> **Work instructions**: Go through the data below and gather each line containing "true".
"""
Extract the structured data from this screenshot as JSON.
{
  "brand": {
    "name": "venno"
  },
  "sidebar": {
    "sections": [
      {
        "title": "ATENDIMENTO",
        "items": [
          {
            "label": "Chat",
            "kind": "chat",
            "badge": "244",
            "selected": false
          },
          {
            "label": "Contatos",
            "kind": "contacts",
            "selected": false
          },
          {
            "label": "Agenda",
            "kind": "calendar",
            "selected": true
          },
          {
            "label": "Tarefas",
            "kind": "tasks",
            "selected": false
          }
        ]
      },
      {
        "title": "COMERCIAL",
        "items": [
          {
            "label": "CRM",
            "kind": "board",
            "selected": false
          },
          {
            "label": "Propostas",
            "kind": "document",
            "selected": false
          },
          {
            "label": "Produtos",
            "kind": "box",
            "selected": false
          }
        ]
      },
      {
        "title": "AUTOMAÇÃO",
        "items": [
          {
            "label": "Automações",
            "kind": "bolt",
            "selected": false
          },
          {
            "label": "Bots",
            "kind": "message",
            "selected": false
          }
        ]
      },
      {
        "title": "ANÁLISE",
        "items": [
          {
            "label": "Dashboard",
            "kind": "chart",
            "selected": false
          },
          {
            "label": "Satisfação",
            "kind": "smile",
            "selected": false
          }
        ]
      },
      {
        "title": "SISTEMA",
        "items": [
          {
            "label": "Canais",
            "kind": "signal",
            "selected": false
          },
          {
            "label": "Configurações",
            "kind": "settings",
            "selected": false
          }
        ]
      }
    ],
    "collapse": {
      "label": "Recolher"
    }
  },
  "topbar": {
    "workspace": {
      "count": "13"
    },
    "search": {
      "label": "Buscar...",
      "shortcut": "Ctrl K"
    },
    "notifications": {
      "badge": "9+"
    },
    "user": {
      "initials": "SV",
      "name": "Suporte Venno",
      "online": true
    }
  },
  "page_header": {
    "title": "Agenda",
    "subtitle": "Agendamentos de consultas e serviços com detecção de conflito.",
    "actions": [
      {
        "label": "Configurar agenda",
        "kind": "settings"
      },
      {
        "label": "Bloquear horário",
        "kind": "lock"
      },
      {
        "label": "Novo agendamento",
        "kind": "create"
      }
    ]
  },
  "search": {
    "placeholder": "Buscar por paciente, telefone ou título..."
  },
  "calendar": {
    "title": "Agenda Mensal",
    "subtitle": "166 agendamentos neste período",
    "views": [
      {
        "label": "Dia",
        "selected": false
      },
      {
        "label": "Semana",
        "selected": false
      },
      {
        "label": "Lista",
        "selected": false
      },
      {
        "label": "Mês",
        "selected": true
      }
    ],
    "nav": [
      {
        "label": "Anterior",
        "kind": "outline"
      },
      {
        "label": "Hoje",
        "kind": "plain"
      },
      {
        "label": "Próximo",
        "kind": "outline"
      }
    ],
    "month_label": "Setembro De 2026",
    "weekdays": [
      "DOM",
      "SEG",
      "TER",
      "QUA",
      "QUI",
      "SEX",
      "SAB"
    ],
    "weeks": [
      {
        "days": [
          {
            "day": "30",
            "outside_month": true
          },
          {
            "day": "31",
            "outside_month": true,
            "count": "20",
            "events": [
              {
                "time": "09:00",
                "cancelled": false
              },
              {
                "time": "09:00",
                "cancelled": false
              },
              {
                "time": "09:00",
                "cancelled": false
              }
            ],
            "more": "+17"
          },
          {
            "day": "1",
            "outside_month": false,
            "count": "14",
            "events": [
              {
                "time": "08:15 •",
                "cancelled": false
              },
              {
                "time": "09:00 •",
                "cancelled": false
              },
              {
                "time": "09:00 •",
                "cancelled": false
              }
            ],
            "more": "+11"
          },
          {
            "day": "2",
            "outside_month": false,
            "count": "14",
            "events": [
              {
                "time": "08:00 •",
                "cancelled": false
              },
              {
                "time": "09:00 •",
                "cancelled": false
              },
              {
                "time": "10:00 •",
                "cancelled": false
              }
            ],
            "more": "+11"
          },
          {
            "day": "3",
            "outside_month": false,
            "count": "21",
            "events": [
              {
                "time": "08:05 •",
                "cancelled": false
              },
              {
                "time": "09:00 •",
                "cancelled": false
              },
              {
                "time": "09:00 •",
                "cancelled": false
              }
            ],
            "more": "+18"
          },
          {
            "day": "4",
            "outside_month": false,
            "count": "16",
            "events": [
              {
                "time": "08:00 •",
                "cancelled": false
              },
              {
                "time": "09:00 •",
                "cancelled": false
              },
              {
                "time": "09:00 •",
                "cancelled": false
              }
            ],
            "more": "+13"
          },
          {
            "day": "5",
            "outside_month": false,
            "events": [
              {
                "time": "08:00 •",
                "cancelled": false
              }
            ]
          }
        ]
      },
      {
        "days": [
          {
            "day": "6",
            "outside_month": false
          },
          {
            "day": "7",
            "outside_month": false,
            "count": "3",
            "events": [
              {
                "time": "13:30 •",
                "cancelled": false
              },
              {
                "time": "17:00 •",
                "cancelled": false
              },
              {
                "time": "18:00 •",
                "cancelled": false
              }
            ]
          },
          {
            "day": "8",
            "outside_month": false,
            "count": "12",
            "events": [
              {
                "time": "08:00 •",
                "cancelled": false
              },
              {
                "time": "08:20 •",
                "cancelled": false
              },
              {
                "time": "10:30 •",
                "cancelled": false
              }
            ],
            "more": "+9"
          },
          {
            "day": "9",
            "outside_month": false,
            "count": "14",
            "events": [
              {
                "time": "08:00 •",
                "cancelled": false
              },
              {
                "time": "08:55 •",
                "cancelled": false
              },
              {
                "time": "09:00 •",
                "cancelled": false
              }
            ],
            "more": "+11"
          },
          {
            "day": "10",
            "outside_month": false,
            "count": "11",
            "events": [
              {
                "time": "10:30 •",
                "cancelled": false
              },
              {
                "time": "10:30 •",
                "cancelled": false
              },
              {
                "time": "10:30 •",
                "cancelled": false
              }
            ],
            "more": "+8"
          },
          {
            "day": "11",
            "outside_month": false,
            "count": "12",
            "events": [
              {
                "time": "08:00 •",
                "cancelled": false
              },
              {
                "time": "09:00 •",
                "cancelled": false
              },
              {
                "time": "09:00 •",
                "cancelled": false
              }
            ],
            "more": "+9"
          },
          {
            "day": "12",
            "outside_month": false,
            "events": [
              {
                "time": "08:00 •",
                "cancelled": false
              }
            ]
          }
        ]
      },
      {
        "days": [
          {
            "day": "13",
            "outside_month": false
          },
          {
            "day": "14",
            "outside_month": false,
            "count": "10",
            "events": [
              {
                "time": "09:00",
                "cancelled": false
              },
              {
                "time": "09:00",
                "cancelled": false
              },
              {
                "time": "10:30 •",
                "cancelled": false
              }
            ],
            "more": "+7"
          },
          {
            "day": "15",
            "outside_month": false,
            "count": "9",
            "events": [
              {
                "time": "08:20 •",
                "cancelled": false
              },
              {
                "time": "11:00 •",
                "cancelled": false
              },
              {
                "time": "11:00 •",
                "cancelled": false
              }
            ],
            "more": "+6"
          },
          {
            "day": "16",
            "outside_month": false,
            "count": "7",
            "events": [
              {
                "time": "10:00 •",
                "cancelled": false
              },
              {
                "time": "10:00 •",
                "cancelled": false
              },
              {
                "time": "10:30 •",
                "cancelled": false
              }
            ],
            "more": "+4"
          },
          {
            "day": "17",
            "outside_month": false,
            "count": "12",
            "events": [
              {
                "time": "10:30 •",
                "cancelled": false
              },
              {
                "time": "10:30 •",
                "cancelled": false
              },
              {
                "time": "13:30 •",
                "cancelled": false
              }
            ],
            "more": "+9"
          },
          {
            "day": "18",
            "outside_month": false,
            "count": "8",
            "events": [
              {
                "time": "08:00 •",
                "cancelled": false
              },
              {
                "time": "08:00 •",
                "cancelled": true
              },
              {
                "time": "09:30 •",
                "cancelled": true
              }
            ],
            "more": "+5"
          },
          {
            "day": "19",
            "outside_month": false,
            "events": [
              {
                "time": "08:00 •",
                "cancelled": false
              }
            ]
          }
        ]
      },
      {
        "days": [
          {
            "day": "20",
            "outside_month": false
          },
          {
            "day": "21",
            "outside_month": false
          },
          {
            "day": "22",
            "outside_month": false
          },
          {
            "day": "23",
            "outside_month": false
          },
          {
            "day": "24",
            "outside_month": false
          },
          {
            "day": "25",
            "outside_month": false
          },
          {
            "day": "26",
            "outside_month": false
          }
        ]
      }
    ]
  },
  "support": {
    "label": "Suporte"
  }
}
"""
> **Your response**:
            "selected": true
      "online": true
        "selected": true
            "outside_month": true
            "outside_month": true,
                "cancelled": true
                "cancelled": true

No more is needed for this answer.